Recession rumbles on


The economy has suffered its first annual decline in Gross Domestic Product in 17 years. Statistics New Zealand said today GDP for the year to March shrank 1 percent.

That was the first annual decline in economic activity since mid-1992. This came as the recession continued for a fifth straight quarter during the March quarter, with the economy also shrinking 1 percent in the quarter, as manufacturing and household spending was hammered.

Economists’ forecasts ranged from a drop of 0.5 percent to 1 percent for the March quarter. ASB economist Jane Turner said today’s data indicated that the underlying momentum in the economy was weaker than previously thought. “The risks to the growth and inflation outlook definitely remain skewed to the downside,” Turner said.

“Green shoots may be appearing in the housing market, [but] they are conspicuously absent in other sectors.” Statistics New Zealand figures also show manufacturing activity down a massive 7.2 percent in the March quarter. Household spending fell 1.4 percent in the three months, the biggest slump in spending since the 1991 recession. The fall was seen mainly in sales of cars, furniture, and big appliances. Business investment in plant and machinery was also down heavily in the quarter, falling 6.1 percent.
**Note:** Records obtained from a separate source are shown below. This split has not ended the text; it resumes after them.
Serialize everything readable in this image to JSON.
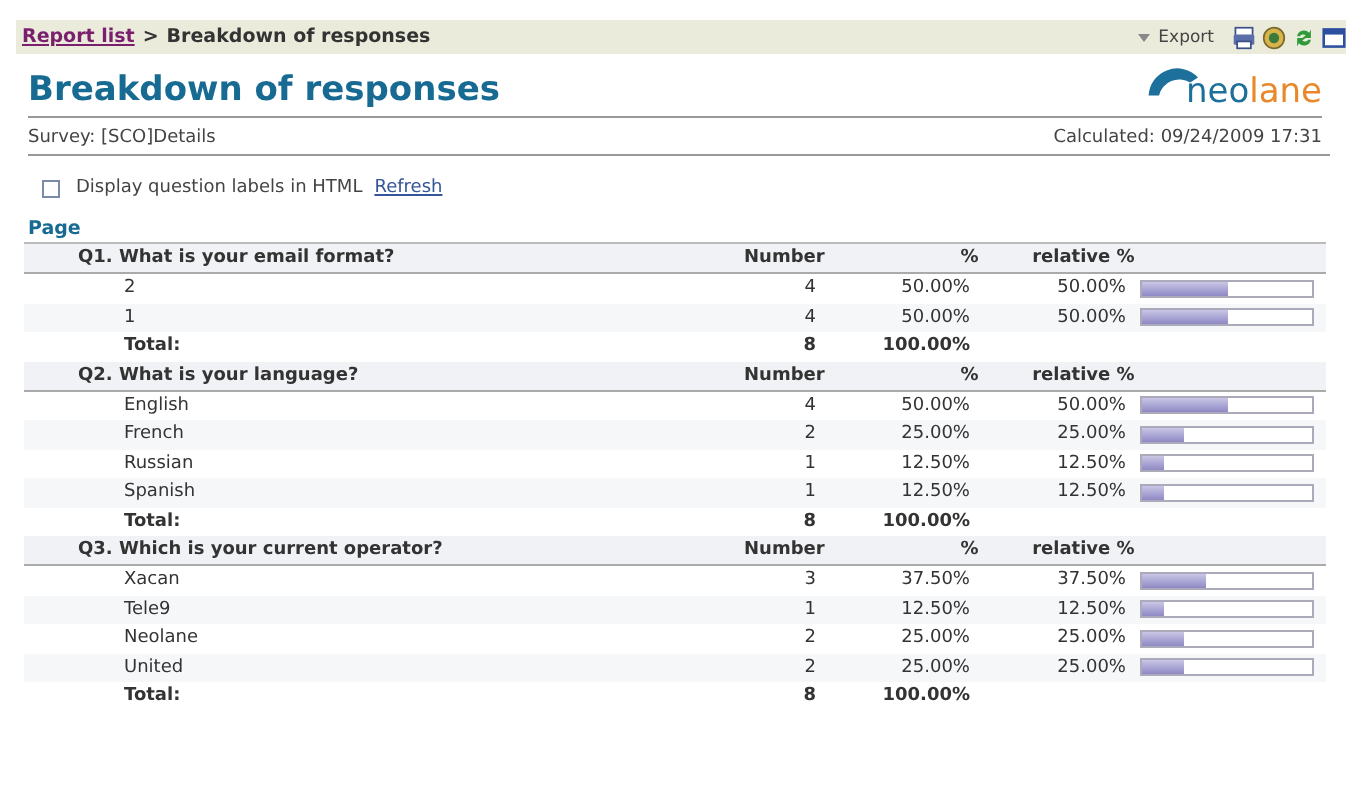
{
  "breadcrumb": {
    "link": "Report list",
    "separator": ">",
    "current": "Breakdown of responses"
  },
  "toolbar": {
    "export": "Export"
  },
  "title": "Breakdown of responses",
  "logo": {
    "parts": [
      "neo",
      "lane"
    ]
  },
  "survey": "Survey: [SCO]Details",
  "calculated": "Calculated: 09/24/2009 17:31",
  "options": {
    "label": "Display question labels in HTML",
    "checked": false,
    "refresh": "Refresh"
  },
  "section": "Page",
  "questions": [
    {
      "title": "Q1. What is your email format?",
      "columns": [
        "Number",
        "%",
        "relative %"
      ],
      "rows": [
        {
          "answer": "2",
          "number": "4",
          "percent": "50.00%",
          "relative": "50.00%",
          "level": 0.5
        },
        {
          "answer": "1",
          "number": "4",
          "percent": "50.00%",
          "relative": "50.00%",
          "level": 0.5
        }
      ],
      "total": {
        "label": "Total:",
        "number": "8",
        "percent": "100.00%"
      }
    },
    {
      "title": "Q2. What is your language?",
      "columns": [
        "Number",
        "%",
        "relative %"
      ],
      "rows": [
        {
          "answer": "English",
          "number": "4",
          "percent": "50.00%",
          "relative": "50.00%",
          "level": 0.5
        },
        {
          "answer": "French",
          "number": "2",
          "percent": "25.00%",
          "relative": "25.00%",
          "level": 0.25
        },
        {
          "answer": "Russian",
          "number": "1",
          "percent": "12.50%",
          "relative": "12.50%",
          "level": 0.125
        },
        {
          "answer": "Spanish",
          "number": "1",
          "percent": "12.50%",
          "relative": "12.50%",
          "level": 0.125
        }
      ],
      "total": {
        "label": "Total:",
        "number": "8",
        "percent": "100.00%"
      }
    },
    {
      "title": "Q3. Which is your current operator?",
      "columns": [
        "Number",
        "%",
        "relative %"
      ],
      "rows": [
        {
          "answer": "Xacan",
          "number": "3",
          "percent": "37.50%",
          "relative": "37.50%",
          "level": 0.375
        },
        {
          "answer": "Tele9",
          "number": "1",
          "percent": "12.50%",
          "relative": "12.50%",
          "level": 0.125
        },
        {
          "answer": "Neolane",
          "number": "2",
          "percent": "25.00%",
          "relative": "25.00%",
          "level": 0.25
        },
        {
          "answer": "United",
          "number": "2",
          "percent": "25.00%",
          "relative": "25.00%",
          "level": 0.25
        }
      ],
      "total": {
        "label": "Total:",
        "number": "8",
        "percent": "100.00%"
      }
    }
  ]
}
The biggest annual impact on GDP came from the construction sector, down almost 9 percent for the year, while manufacturing fell more than 5 percent in the year to March 2009, compared with the year to March 2008. TD Securities senior strategist Annette Beacher said she expected rising unemployment and a steep fall in farmers incomes to “smash” what green shoots there were in the economy and “inflame” the New Zealand dollar.

Beacher said there was ample scope for the Reserve Bank to lower the Official Cash Rate to 2 percent from 2.5 percent in an attempt to shore up growth. The recession began at the start of last year, and is expected to continue for its six quarter into the June quarter just ending.

But the downturn may run for the rest of the year, according to economists. Six quarters of recession would be the longest downturn since the early 1990s. Only the mid-1970s crunch was longer in the post-World War II period.

An economic recovery is not expected till late this year or into next as the benefits of lower mortgage rates, April’s tax cut and greater government spending take effect. But the recovery is expected to be fragile. Consumers are shying away from big purchases, cutting their debt and saving more.

However, figures earlier this week showed net migration rising, as far fewer people left New Zealand. The net gain from migration was 11,200 over the last 12 months according to Statistics NZ figures out on Monday, the highest annual inflow since 2007. That was more than double the net annual gain just six months ago.

That is expected to give the housing market and retail sales some support, despite rising unemployment. Meanwhile, the US economy tumbled at a 5.5 percent annualised pace in the first quarter, but appears to be doing better than it was.

The revised reading on gross domestic product, showed the economy from January through March didn’t fall as deeply as the 5.7 percent annualized decline reported a month ago. In the final quarter of last year, the US economy plunged at a 6.3 percent annualized pace, the most in a quarter-century.